The entire morning and afternoon were tinged with excitement, which would have lasted throughout the day for me if my phone hadn't sung its last shrill ringtone and refused to turn on ever again as soon as I entered the field house. The evening ended with a trip to Walmart to get a new phone and then dinner at the Feve, because, above all else, Obama is a huge distraction from my cooking Winter Term project. On my food blog, Obama days have been marked with the non-dinner tag... a good non-dinner if you ask me.
Oh right, you guys will kill me if there aren't photos. Check out my Flickr album for even more pictures!
There was a big ole line. I was in it for a very very long time.
Also, very cold. I stupidly thought a lens in my pocket was better than a hat in my pocket.
The stage was huge and well-lit. Yay photos!

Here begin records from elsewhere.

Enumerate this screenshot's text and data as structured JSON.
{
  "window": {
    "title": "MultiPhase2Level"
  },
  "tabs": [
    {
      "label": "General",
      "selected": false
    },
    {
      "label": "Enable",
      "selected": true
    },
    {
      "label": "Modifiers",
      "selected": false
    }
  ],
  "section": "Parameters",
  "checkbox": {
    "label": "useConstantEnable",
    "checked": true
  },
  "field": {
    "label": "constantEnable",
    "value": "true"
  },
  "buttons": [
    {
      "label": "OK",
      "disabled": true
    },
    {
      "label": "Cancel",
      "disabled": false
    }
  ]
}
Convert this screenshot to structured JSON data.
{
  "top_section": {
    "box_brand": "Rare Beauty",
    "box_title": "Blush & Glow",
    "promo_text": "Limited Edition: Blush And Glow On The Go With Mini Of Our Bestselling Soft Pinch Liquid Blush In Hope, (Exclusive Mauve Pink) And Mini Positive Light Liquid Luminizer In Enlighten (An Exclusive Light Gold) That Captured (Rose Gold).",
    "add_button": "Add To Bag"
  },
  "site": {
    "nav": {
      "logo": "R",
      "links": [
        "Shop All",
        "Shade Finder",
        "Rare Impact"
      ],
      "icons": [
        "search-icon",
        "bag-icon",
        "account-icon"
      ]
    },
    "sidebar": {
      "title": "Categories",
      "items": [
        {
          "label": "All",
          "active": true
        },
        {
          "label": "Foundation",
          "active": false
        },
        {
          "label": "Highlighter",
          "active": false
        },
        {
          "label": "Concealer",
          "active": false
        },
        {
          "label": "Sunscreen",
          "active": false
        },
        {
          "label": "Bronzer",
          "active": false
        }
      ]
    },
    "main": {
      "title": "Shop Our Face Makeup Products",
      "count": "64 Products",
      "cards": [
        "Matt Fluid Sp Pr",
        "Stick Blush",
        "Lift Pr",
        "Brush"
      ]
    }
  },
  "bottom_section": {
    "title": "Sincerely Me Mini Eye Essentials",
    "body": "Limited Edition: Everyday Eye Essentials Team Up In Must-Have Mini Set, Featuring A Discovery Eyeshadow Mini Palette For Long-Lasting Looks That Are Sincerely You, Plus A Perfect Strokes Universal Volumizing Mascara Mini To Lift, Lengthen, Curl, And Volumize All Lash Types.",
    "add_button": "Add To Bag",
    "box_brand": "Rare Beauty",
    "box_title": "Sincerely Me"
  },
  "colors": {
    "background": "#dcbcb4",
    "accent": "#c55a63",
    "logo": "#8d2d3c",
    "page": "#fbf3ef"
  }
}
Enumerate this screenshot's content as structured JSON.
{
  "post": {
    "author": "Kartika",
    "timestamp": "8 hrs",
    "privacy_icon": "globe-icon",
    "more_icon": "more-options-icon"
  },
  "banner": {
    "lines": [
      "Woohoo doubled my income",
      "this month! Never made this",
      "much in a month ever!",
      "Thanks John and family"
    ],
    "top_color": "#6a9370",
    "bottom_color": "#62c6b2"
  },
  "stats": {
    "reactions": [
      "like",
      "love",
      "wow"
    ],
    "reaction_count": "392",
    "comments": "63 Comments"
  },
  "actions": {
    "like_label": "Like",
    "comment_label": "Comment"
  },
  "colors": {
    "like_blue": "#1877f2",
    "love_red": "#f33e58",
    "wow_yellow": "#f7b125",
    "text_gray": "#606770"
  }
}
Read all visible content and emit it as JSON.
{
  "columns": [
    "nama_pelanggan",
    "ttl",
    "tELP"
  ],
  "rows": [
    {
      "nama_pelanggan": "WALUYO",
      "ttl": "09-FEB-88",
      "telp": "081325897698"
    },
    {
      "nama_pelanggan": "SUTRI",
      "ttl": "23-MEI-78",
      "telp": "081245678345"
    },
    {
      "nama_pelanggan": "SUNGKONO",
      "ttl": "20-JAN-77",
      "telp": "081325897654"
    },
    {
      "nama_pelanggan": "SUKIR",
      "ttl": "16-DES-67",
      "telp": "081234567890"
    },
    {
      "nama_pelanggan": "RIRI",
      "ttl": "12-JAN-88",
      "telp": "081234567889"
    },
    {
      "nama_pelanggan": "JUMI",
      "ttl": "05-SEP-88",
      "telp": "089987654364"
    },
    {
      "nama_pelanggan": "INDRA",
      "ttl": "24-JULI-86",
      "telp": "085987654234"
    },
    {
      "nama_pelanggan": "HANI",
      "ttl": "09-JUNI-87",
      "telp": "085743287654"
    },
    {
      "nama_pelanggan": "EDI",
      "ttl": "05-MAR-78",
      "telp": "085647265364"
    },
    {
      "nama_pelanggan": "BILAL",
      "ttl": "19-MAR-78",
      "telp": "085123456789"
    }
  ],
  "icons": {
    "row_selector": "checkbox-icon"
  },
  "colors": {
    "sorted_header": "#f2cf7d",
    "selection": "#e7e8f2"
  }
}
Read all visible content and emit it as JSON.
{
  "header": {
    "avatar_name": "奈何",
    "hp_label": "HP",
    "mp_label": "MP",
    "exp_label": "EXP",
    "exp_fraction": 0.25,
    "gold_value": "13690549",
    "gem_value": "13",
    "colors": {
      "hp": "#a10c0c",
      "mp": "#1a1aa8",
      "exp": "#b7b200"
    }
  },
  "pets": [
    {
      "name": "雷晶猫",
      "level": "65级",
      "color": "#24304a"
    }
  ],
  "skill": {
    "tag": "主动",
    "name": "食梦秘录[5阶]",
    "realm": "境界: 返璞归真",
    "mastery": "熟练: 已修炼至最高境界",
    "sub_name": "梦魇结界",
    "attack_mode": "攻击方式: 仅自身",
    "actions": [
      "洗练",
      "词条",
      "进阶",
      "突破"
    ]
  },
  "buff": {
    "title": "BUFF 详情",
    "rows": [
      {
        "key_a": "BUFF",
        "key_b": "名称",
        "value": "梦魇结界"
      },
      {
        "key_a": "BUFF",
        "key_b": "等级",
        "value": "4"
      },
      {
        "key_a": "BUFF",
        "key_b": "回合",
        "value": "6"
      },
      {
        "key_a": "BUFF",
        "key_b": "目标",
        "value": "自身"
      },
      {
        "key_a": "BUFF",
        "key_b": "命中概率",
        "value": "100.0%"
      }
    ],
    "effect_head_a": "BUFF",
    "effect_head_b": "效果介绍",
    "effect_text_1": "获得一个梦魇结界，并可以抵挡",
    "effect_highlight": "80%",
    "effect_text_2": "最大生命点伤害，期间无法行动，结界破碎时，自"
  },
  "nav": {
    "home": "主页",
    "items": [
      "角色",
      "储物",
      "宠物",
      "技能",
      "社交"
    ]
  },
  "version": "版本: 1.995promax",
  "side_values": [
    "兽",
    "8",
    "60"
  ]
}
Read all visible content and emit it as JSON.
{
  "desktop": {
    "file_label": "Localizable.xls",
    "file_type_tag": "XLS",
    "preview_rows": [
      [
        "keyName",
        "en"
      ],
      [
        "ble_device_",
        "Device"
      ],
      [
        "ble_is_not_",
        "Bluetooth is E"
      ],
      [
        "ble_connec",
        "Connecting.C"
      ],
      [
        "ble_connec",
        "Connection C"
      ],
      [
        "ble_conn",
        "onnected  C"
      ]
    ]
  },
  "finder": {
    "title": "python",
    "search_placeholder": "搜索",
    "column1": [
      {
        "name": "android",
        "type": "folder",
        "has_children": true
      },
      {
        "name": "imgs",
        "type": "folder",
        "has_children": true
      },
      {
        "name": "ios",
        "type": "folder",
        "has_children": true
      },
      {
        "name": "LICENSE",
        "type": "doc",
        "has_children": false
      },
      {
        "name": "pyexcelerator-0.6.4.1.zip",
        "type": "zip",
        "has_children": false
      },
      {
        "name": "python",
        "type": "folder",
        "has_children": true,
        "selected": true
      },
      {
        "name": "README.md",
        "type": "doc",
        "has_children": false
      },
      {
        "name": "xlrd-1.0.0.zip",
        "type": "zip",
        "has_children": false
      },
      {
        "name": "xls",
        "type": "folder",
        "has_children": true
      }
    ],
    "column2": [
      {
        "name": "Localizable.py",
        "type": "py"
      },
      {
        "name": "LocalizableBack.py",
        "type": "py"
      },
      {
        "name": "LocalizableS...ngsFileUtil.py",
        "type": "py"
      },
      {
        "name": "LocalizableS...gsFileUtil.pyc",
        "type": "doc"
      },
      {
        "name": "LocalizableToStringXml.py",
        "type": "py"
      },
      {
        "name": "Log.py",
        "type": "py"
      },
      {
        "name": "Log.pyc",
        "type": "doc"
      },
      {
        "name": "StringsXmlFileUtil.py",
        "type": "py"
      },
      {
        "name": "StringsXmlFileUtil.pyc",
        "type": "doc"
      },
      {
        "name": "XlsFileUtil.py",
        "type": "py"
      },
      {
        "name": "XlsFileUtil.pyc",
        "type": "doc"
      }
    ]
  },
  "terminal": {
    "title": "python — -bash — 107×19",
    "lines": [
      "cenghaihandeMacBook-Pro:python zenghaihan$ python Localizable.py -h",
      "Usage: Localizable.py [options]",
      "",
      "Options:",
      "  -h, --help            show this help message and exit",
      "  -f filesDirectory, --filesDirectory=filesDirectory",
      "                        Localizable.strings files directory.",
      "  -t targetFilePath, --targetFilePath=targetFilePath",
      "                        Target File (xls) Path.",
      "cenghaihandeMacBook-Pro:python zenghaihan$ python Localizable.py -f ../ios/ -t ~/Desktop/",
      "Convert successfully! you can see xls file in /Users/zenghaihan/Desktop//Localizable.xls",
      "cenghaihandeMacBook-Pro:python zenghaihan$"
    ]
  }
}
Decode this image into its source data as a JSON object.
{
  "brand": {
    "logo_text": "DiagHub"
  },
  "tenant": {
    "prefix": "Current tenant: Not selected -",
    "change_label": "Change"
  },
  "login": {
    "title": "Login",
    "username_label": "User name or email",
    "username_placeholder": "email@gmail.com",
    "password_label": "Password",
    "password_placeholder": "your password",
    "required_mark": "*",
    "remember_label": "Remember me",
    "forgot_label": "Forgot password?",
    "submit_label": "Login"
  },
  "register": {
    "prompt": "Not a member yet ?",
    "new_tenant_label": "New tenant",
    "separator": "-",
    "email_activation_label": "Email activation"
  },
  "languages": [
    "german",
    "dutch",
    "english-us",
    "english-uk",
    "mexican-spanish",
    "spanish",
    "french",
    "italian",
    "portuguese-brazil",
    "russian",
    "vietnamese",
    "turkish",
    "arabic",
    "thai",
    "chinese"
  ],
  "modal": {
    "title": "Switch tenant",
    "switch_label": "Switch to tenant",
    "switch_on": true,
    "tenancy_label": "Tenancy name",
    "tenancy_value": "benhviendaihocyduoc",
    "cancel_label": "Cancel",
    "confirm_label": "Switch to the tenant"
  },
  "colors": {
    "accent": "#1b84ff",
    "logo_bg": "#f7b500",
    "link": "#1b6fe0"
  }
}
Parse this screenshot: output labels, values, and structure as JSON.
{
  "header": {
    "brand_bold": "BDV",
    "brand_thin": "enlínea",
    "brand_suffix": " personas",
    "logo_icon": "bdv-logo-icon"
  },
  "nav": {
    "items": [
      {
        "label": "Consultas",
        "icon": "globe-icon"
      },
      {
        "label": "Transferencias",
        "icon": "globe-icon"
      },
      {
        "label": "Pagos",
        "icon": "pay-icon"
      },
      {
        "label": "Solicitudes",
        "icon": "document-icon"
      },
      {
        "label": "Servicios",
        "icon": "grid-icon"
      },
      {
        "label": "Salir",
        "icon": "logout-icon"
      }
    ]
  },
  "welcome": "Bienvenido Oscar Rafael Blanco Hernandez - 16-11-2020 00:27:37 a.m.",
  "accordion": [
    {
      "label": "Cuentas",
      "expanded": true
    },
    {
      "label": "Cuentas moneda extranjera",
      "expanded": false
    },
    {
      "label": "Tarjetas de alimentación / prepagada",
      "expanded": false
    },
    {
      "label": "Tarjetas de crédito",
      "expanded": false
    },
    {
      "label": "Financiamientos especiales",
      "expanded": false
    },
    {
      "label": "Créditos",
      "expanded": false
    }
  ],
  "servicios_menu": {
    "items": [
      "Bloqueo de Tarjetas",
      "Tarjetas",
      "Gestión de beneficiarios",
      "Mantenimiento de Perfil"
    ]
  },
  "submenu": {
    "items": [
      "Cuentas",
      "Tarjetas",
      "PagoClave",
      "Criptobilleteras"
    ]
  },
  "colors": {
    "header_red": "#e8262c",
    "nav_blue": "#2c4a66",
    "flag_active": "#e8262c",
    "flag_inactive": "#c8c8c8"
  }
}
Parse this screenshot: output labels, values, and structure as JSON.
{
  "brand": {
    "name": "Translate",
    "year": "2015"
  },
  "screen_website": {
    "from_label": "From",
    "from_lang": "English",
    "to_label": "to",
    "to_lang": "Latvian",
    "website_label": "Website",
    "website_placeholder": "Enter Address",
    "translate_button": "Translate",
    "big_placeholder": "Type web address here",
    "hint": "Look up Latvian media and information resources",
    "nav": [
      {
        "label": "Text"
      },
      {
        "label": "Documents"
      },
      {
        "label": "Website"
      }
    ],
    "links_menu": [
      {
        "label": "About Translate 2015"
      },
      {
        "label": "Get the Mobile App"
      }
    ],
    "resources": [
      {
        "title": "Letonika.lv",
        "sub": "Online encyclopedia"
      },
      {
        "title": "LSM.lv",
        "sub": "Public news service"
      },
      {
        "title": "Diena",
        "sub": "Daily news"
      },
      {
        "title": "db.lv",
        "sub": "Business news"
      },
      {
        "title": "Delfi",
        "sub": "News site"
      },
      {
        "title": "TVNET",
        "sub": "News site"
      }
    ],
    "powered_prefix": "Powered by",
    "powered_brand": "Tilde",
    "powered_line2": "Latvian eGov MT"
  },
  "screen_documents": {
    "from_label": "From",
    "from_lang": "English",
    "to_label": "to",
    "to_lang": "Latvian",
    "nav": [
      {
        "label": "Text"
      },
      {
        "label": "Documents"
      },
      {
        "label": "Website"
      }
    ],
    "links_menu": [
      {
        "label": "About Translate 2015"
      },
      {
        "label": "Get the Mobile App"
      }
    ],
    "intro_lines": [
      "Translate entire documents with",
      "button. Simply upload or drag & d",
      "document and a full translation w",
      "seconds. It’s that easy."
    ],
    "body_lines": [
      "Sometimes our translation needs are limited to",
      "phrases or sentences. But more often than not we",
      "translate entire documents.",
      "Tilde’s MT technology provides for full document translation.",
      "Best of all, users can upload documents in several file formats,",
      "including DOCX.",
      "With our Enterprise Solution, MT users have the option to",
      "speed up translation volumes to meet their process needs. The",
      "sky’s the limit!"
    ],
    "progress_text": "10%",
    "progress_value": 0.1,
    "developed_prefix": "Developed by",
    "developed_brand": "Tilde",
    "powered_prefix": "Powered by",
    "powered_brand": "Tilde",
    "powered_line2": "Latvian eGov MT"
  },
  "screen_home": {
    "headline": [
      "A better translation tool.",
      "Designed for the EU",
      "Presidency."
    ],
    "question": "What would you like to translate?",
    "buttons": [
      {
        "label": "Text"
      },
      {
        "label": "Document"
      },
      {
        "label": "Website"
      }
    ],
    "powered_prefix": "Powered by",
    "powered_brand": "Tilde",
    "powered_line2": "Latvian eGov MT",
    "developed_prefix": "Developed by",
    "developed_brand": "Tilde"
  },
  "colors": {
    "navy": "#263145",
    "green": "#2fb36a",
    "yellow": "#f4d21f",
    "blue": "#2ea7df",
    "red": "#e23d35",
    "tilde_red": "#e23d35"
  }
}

This was the OH MY GOODNESS! THE PRESIDENT IS HERE!!! section, off to my right. They are jumping off the ground. That woman is far too busy jumping to take photos. I, in fact, took a photo of her :P
Super classy. This is what a press conference must feel like from the photographer's end.
This photo is more accurate. We were 11 rows back and there were heads in the way, but not too badly. I think it gives the photo great framing, and this is one of my personal favorites from the day.
Did I mention that there were a lot of cameras?
This is the president in serious civics-lesson mode. Pretty great to watch.
People got really psyched about the fact that he was calling on audience members at random. He alternated boy-girl to make it fairer.
Updates on things Winter Term related:
- My food blog is getting more delicious by the day.
- I have managed to photograph several stop-motion vegetables, including corn, red peppers, carrots, potatoes (though I may have to reshoot them; white on white is extremely difficult), onions (again, I might have to reshoot them but it's too painful to consider right now). I've also figured out how to make this project into a happy medium between food and art and a happy medium between my ideas and my senior project committee members' ideas.
- I am spending some time thinking and talking with people about what I want to do next year. This is both exciting and terrifying. More on this later.